Although the work involved in constructing a mountain passage initially made railroad builders wary, by 1870 both the Denver Pacific and Kansas Pacific Railways ran through town. We can experience this nexus of traffic today by visiting Union Station in Denver’s LoDo neighborhood. However, with many new buildings in this area of the city, it may take some imagination to recall what transportation looked like in this warehouse district once lined with buildings made from brick and timber.
Here are some things you might not know about Union Station that are sure to help spark your curiosity.
Barbara E. Sternberg was a member of the Denver Woman’s Press Club who in 2011 wrote the biography Anne Evans—A Pioneer in Colorado’s Cultural History. This article is reprinted with permission from the blog Sternberg developed after this book was published. Anne Evans was a resident of the present-day Center for Colorado Women’s History at the Byers-Evans House Museum, one of the statewide Community Museums of History Colorado.
Prior to gaining statehood in 1876, southern Colorado was home to a number of important trading outposts.
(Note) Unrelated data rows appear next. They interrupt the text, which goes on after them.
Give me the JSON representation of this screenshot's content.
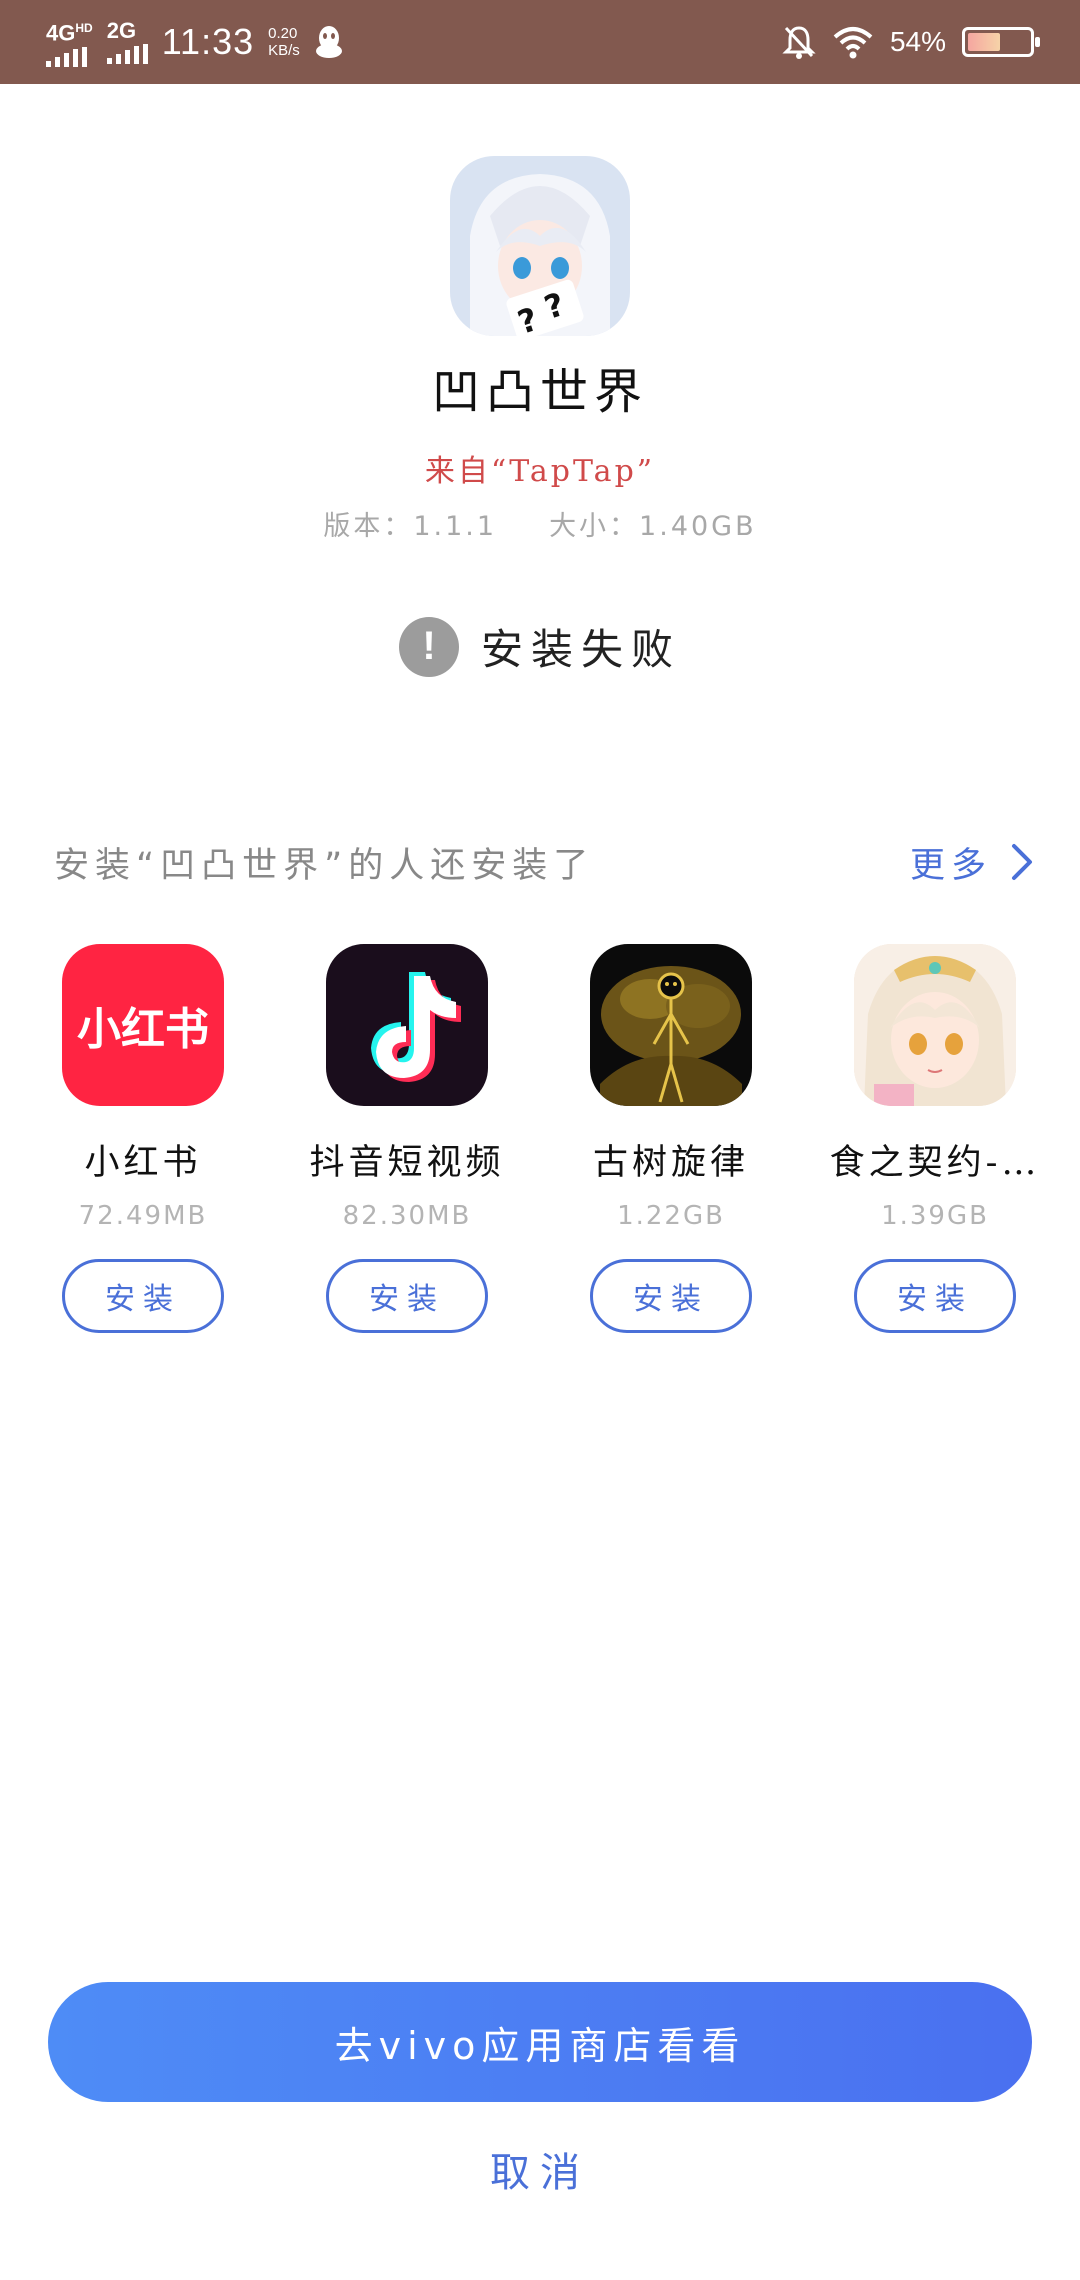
{
  "status_bar": {
    "network1": "4G",
    "network1_sup": "HD",
    "network2": "2G",
    "time": "11:33",
    "speed_value": "0.20",
    "speed_unit": "KB/s",
    "battery_text": "54%",
    "battery_level": 0.54,
    "icons": [
      "qq-icon",
      "mute-bell-icon",
      "wifi-icon",
      "battery-icon"
    ]
  },
  "app": {
    "name": "凹凸世界",
    "source": "来自“TapTap”",
    "version": "版本：1.1.1",
    "size": "大小：1.40GB"
  },
  "status": {
    "icon_glyph": "!",
    "message": "安装失败"
  },
  "recommend": {
    "title": "安装“凹凸世界”的人还安装了",
    "more_label": "更多",
    "items": [
      {
        "name": "小红书",
        "size": "72.49MB",
        "install_label": "安装",
        "icon_text": "小红书",
        "icon_color": "#ff2442"
      },
      {
        "name": "抖音短视频",
        "size": "82.30MB",
        "install_label": "安装",
        "icon": "tiktok-icon",
        "icon_color": "#1a0d1c"
      },
      {
        "name": "古树旋律",
        "size": "1.22GB",
        "install_label": "安装",
        "icon": "tree-figure-icon",
        "icon_color": "#0b0b0b"
      },
      {
        "name": "食之契约-…",
        "size": "1.39GB",
        "install_label": "安装",
        "icon": "anime-girl-icon",
        "icon_color": "#f4e2d0"
      }
    ]
  },
  "actions": {
    "store_label": "去vivo应用商店看看",
    "cancel_label": "取消"
  },
  "colors": {
    "status_bar": "#82594f",
    "accent": "#4a70d8",
    "source_red": "#d04a4a",
    "button_gradient_start": "#4e8cf6",
    "button_gradient_end": "#4a70f0"
  }
}
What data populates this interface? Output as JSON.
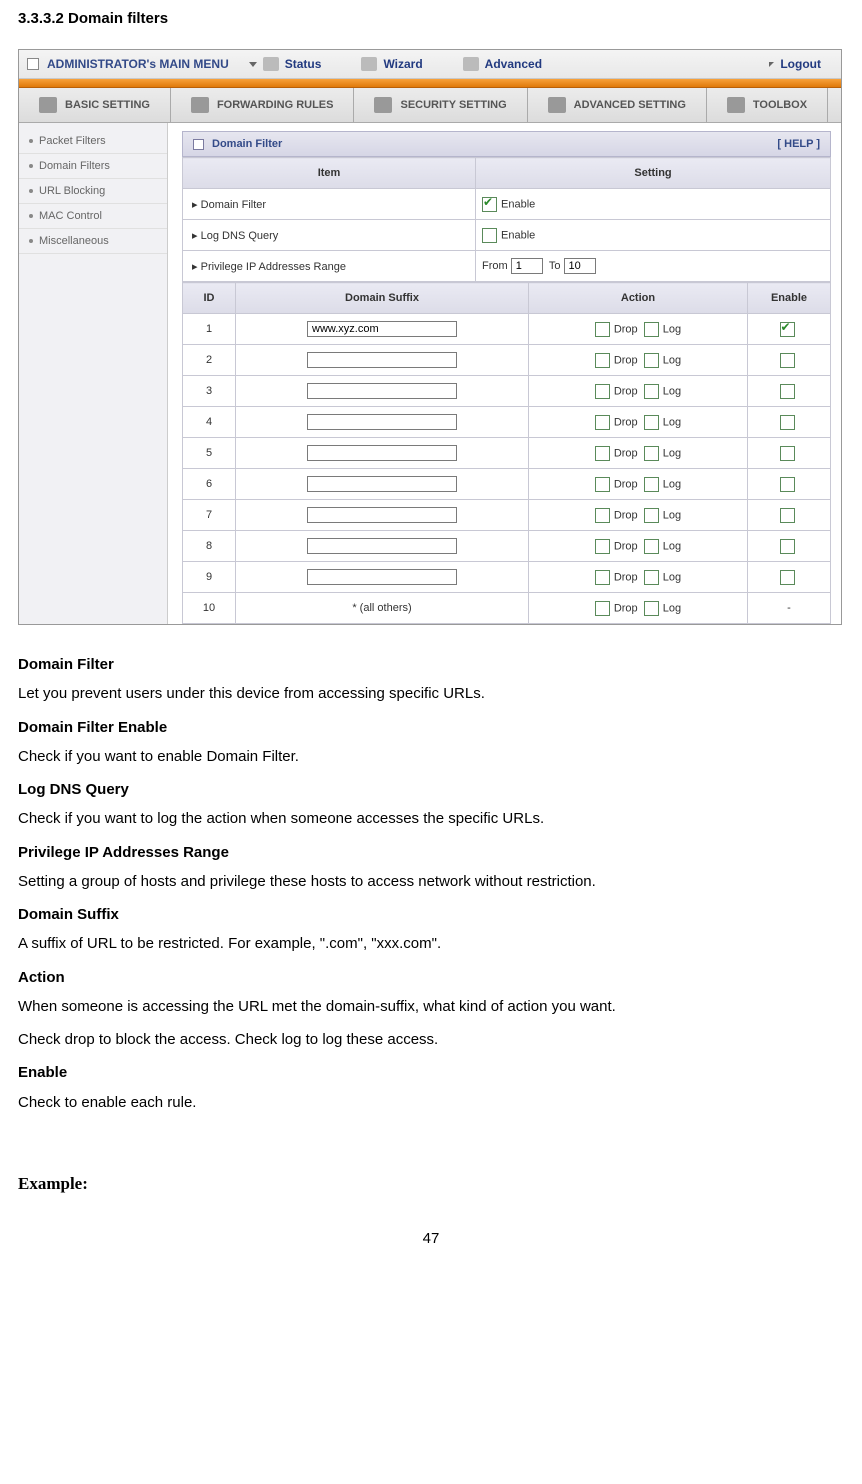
{
  "section_heading": "3.3.3.2 Domain filters",
  "menu": {
    "title": "ADMINISTRATOR's MAIN MENU",
    "items": [
      "Status",
      "Wizard",
      "Advanced"
    ],
    "logout": "Logout"
  },
  "tabs": [
    "BASIC SETTING",
    "FORWARDING RULES",
    "SECURITY SETTING",
    "ADVANCED SETTING",
    "TOOLBOX"
  ],
  "sidebar": [
    "Packet Filters",
    "Domain Filters",
    "URL Blocking",
    "MAC Control",
    "Miscellaneous"
  ],
  "panel": {
    "title": "Domain Filter",
    "help": "[ HELP ]",
    "header_item": "Item",
    "header_setting": "Setting",
    "rows": [
      {
        "label": "Domain Filter",
        "enable_label": "Enable",
        "checked": true
      },
      {
        "label": "Log DNS Query",
        "enable_label": "Enable",
        "checked": false
      }
    ],
    "privilege_label": "Privilege IP Addresses Range",
    "from_label": "From",
    "to_label": "To",
    "from_val": "1",
    "to_val": "10",
    "tbl_headers": {
      "id": "ID",
      "suffix": "Domain Suffix",
      "action": "Action",
      "enable": "Enable"
    },
    "action_drop": "Drop",
    "action_log": "Log",
    "entries": [
      {
        "id": "1",
        "suffix": "www.xyz.com",
        "enable": true
      },
      {
        "id": "2",
        "suffix": "",
        "enable": false
      },
      {
        "id": "3",
        "suffix": "",
        "enable": false
      },
      {
        "id": "4",
        "suffix": "",
        "enable": false
      },
      {
        "id": "5",
        "suffix": "",
        "enable": false
      },
      {
        "id": "6",
        "suffix": "",
        "enable": false
      },
      {
        "id": "7",
        "suffix": "",
        "enable": false
      },
      {
        "id": "8",
        "suffix": "",
        "enable": false
      },
      {
        "id": "9",
        "suffix": "",
        "enable": false
      }
    ],
    "last": {
      "id": "10",
      "suffix": "* (all others)",
      "enable": "-"
    }
  },
  "doc": {
    "h1": "Domain Filter",
    "p1": "Let you prevent users under this device from accessing specific URLs.",
    "h2": "Domain Filter Enable",
    "p2": "Check if you want to enable Domain Filter.",
    "h3": "Log DNS Query",
    "p3": "Check if you want to log the action when someone accesses the specific URLs.",
    "h4": "Privilege IP Addresses Range",
    "p4": "Setting a group of hosts and privilege these hosts to access network without restriction.",
    "h5": "Domain Suffix",
    "p5": "A suffix of URL to be restricted. For example, \".com\", \"xxx.com\".",
    "h6": "Action",
    "p6": "When someone is accessing the URL met the domain-suffix, what kind of action you want.",
    "p6b": "Check drop to block the access. Check log to log these access.",
    "h7": "Enable",
    "p7": "Check to enable each rule."
  },
  "example": "Example:",
  "page": "47"
}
These forts played a crucial role in the development of the Southwest before the annexation of the region by the United States. Throughout the early nineteenth century, the Southwest was a meeting ground of diverse nations and cultures, including a variety of American Indian tribes, as well as Spanish and French traders.
While many people associate this era of the American West with rugged mountain men, women were also critical to the development of the region. In many cases, women took on a diplomatic role, ensuring peaceful and prosperous trading relationships between Europeans and Indian tribes.